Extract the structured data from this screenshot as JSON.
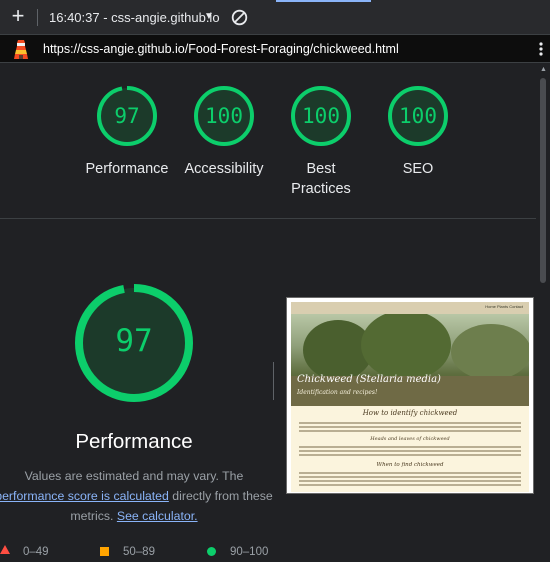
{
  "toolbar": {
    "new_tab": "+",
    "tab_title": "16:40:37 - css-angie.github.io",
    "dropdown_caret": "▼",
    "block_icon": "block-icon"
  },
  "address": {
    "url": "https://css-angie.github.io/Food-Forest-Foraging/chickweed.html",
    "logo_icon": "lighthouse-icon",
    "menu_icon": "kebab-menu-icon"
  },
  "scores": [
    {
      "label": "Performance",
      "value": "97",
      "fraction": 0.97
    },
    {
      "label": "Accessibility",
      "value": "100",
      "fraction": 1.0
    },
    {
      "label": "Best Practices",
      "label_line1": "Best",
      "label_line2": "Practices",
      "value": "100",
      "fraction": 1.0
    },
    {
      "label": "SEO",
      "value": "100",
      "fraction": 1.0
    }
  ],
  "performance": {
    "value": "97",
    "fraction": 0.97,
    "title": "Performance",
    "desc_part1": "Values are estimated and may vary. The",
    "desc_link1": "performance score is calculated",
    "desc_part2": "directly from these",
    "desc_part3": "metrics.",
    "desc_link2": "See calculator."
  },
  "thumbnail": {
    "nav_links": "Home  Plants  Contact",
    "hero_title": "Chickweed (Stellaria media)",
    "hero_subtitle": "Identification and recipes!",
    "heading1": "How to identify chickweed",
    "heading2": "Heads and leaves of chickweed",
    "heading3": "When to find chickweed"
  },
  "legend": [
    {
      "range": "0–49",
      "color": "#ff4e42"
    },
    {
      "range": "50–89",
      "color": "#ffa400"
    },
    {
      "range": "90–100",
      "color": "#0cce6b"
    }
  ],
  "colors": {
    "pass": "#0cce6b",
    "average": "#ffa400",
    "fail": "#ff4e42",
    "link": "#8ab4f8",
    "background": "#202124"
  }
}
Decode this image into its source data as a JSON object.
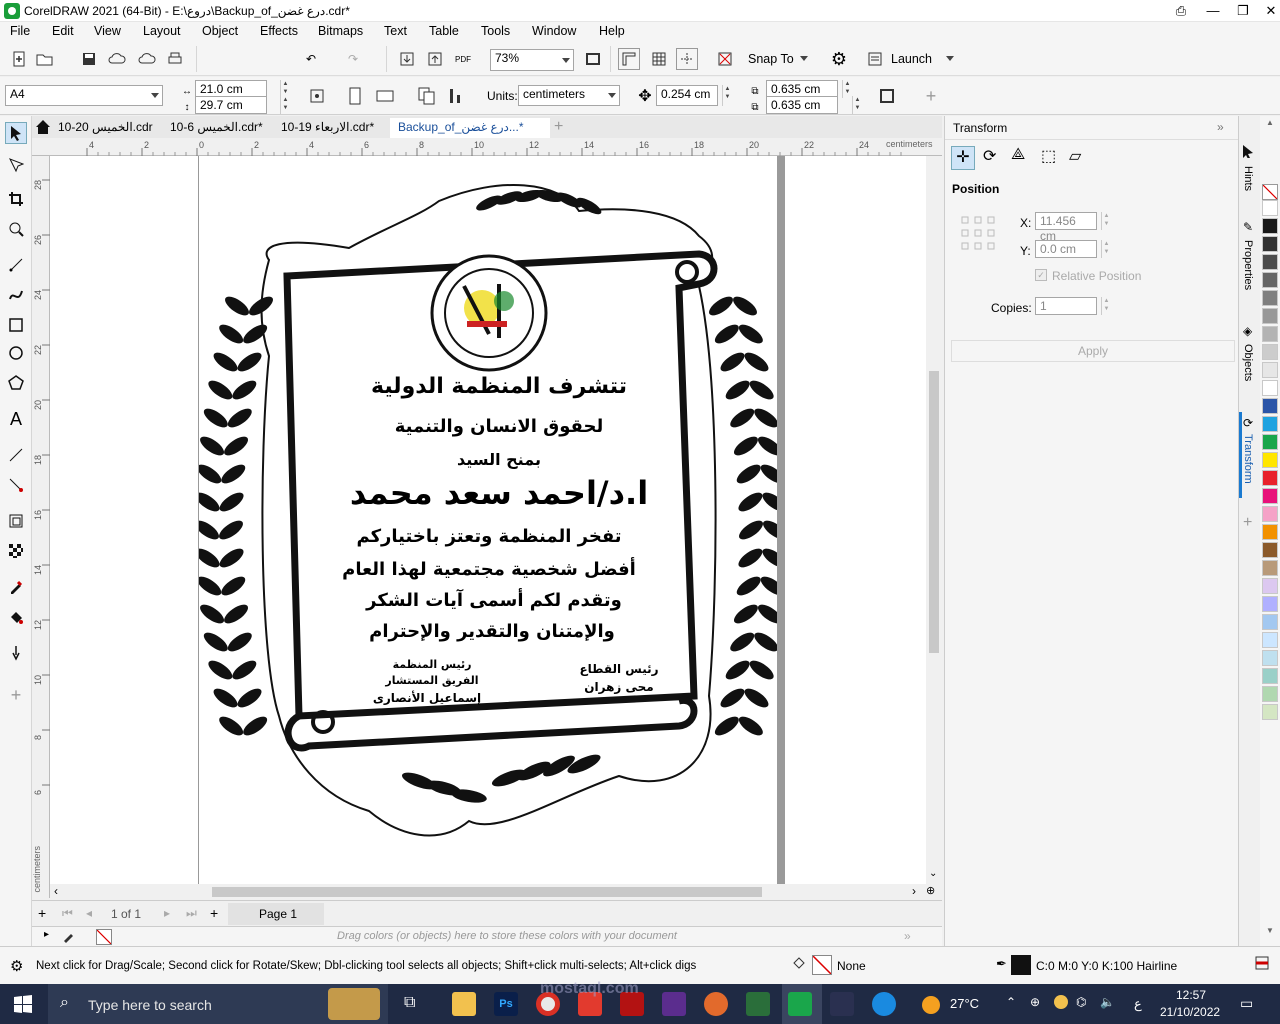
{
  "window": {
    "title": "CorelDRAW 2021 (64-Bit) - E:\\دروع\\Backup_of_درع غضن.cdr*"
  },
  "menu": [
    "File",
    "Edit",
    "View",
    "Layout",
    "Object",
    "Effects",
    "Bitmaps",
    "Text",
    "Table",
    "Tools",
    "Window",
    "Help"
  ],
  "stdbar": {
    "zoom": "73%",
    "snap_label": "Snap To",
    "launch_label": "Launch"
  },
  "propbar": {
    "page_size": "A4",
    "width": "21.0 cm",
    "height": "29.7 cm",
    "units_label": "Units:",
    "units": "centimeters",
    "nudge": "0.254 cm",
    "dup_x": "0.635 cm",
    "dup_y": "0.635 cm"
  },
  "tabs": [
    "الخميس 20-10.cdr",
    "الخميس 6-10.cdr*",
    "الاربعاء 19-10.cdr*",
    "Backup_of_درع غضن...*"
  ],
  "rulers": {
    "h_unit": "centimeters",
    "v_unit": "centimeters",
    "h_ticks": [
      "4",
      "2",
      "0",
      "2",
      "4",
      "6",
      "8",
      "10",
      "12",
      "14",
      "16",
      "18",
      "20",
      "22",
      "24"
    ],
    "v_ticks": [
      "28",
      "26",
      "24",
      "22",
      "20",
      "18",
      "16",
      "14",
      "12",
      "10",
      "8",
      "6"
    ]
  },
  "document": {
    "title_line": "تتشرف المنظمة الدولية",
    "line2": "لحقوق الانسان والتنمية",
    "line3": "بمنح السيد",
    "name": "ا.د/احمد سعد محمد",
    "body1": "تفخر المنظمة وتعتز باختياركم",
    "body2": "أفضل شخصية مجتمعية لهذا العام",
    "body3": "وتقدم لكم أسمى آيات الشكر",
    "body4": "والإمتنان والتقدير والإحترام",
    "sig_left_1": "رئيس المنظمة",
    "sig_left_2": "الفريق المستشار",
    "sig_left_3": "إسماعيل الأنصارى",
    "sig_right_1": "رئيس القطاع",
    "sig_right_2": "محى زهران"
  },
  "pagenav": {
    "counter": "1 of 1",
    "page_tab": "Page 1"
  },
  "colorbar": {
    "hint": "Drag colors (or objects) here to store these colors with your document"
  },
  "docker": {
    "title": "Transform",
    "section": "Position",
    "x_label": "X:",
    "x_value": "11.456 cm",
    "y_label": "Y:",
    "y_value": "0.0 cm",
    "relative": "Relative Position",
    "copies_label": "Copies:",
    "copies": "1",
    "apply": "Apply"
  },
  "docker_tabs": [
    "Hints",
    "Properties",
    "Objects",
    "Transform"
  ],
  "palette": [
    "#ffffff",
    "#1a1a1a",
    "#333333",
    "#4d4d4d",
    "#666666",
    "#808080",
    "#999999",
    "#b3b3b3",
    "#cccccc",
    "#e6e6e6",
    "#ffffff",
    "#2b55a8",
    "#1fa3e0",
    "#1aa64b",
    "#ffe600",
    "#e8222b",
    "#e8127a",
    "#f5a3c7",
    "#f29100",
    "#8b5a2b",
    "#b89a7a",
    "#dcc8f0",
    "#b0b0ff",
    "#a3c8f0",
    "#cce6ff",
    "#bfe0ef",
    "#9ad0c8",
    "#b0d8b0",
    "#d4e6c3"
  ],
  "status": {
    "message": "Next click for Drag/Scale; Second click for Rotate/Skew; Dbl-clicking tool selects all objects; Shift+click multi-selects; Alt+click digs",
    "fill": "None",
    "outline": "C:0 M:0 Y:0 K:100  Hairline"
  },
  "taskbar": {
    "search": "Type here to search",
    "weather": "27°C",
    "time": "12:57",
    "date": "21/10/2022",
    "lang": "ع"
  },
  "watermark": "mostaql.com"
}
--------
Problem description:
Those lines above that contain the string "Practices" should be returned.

Written solution:
      "label": "Best Practices",
      "label_line2": "Practices",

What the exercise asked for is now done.